▸ TRY IT:
In this exercise, reproduce all the entries that follow exactly.

▸ DATASET RECORDS:
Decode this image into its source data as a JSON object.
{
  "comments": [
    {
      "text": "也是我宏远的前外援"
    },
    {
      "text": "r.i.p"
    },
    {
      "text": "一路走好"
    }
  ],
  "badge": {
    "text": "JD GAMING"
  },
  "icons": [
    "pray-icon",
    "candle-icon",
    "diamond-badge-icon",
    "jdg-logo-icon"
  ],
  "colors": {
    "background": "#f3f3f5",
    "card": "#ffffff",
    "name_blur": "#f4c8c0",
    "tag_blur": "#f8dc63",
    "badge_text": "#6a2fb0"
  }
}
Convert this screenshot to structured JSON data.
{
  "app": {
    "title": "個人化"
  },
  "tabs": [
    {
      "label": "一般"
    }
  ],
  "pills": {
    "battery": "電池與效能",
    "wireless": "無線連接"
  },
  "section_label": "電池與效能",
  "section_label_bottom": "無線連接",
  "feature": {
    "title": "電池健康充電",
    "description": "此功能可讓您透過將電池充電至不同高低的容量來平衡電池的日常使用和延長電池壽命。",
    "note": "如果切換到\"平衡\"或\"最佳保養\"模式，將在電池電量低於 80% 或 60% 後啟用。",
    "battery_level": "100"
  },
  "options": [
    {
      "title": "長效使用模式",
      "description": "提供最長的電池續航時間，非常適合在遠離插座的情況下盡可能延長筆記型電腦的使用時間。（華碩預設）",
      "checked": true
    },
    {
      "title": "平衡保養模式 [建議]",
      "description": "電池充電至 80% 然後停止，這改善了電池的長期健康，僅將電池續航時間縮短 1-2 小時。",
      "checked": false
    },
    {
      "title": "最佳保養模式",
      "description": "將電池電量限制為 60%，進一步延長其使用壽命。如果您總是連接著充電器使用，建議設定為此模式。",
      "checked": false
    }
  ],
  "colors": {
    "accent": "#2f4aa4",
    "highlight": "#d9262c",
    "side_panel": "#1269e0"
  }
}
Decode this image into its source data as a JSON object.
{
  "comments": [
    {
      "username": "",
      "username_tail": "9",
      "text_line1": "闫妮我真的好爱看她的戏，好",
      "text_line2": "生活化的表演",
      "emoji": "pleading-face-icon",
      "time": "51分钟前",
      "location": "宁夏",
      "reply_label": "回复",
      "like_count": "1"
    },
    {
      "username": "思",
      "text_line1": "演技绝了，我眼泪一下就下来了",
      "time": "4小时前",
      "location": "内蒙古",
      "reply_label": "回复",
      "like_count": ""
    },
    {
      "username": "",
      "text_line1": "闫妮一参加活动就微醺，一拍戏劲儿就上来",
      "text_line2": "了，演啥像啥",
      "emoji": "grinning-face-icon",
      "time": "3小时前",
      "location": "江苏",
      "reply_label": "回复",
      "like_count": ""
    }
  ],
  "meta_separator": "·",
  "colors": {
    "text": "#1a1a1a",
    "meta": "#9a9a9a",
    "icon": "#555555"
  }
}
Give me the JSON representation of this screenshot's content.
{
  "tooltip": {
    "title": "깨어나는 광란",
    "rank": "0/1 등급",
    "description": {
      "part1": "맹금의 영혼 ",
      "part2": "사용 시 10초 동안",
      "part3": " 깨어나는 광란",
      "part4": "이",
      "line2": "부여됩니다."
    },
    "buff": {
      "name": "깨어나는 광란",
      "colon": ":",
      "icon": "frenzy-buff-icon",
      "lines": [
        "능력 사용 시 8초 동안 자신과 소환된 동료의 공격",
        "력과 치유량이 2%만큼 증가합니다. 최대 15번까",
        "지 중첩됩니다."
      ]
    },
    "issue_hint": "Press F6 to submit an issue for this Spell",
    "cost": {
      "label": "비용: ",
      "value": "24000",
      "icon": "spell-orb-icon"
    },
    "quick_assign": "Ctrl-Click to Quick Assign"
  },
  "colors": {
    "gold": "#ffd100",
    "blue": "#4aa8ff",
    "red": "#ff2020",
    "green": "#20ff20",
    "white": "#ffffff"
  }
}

▸ SOLVED EXERCISE:
Decode this image into its source data as a JSON object.
{
  "comments": [
    {
      "text": "也是我宏远的前外援"
    },
    {
      "text": "r.i.p"
    },
    {
      "text": "一路走好"
    }
  ],
  "badge": {
    "text": "JD GAMING"
  },
  "icons": [
    "pray-icon",
    "candle-icon",
    "diamond-badge-icon",
    "jdg-logo-icon"
  ],
  "colors": {
    "background": "#f3f3f5",
    "card": "#ffffff",
    "name_blur": "#f4c8c0",
    "tag_blur": "#f8dc63",
    "badge_text": "#6a2fb0"
  }
}
Convert this screenshot to structured JSON data.
{
  "app": {
    "title": "個人化"
  },
  "tabs": [
    {
      "label": "一般"
    }
  ],
  "pills": {
    "battery": "電池與效能",
    "wireless": "無線連接"
  },
  "section_label": "電池與效能",
  "section_label_bottom": "無線連接",
  "feature": {
    "title": "電池健康充電",
    "description": "此功能可讓您透過將電池充電至不同高低的容量來平衡電池的日常使用和延長電池壽命。",
    "note": "如果切換到\"平衡\"或\"最佳保養\"模式，將在電池電量低於 80% 或 60% 後啟用。",
    "battery_level": "100"
  },
  "options": [
    {
      "title": "長效使用模式",
      "description": "提供最長的電池續航時間，非常適合在遠離插座的情況下盡可能延長筆記型電腦的使用時間。（華碩預設）",
      "checked": true
    },
    {
      "title": "平衡保養模式 [建議]",
      "description": "電池充電至 80% 然後停止，這改善了電池的長期健康，僅將電池續航時間縮短 1-2 小時。",
      "checked": false
    },
    {
      "title": "最佳保養模式",
      "description": "將電池電量限制為 60%，進一步延長其使用壽命。如果您總是連接著充電器使用，建議設定為此模式。",
      "checked": false
    }
  ],
  "colors": {
    "accent": "#2f4aa4",
    "highlight": "#d9262c",
    "side_panel": "#1269e0"
  }
}
Decode this image into its source data as a JSON object.
{
  "comments": [
    {
      "username": "",
      "username_tail": "9",
      "text_line1": "闫妮我真的好爱看她的戏，好",
      "text_line2": "生活化的表演",
      "emoji": "pleading-face-icon",
      "time": "51分钟前",
      "location": "宁夏",
      "reply_label": "回复",
      "like_count": "1"
    },
    {
      "username": "思",
      "text_line1": "演技绝了，我眼泪一下就下来了",
      "time": "4小时前",
      "location": "内蒙古",
      "reply_label": "回复",
      "like_count": ""
    },
    {
      "username": "",
      "text_line1": "闫妮一参加活动就微醺，一拍戏劲儿就上来",
      "text_line2": "了，演啥像啥",
      "emoji": "grinning-face-icon",
      "time": "3小时前",
      "location": "江苏",
      "reply_label": "回复",
      "like_count": ""
    }
  ],
  "meta_separator": "·",
  "colors": {
    "text": "#1a1a1a",
    "meta": "#9a9a9a",
    "icon": "#555555"
  }
}
Give me the JSON representation of this screenshot's content.
{
  "tooltip": {
    "title": "깨어나는 광란",
    "rank": "0/1 등급",
    "description": {
      "part1": "맹금의 영혼 ",
      "part2": "사용 시 10초 동안",
      "part3": " 깨어나는 광란",
      "part4": "이",
      "line2": "부여됩니다."
    },
    "buff": {
      "name": "깨어나는 광란",
      "colon": ":",
      "icon": "frenzy-buff-icon",
      "lines": [
        "능력 사용 시 8초 동안 자신과 소환된 동료의 공격",
        "력과 치유량이 2%만큼 증가합니다. 최대 15번까",
        "지 중첩됩니다."
      ]
    },
    "issue_hint": "Press F6 to submit an issue for this Spell",
    "cost": {
      "label": "비용: ",
      "value": "24000",
      "icon": "spell-orb-icon"
    },
    "quick_assign": "Ctrl-Click to Quick Assign"
  },
  "colors": {
    "gold": "#ffd100",
    "blue": "#4aa8ff",
    "red": "#ff2020",
    "green": "#20ff20",
    "white": "#ffffff"
  }
}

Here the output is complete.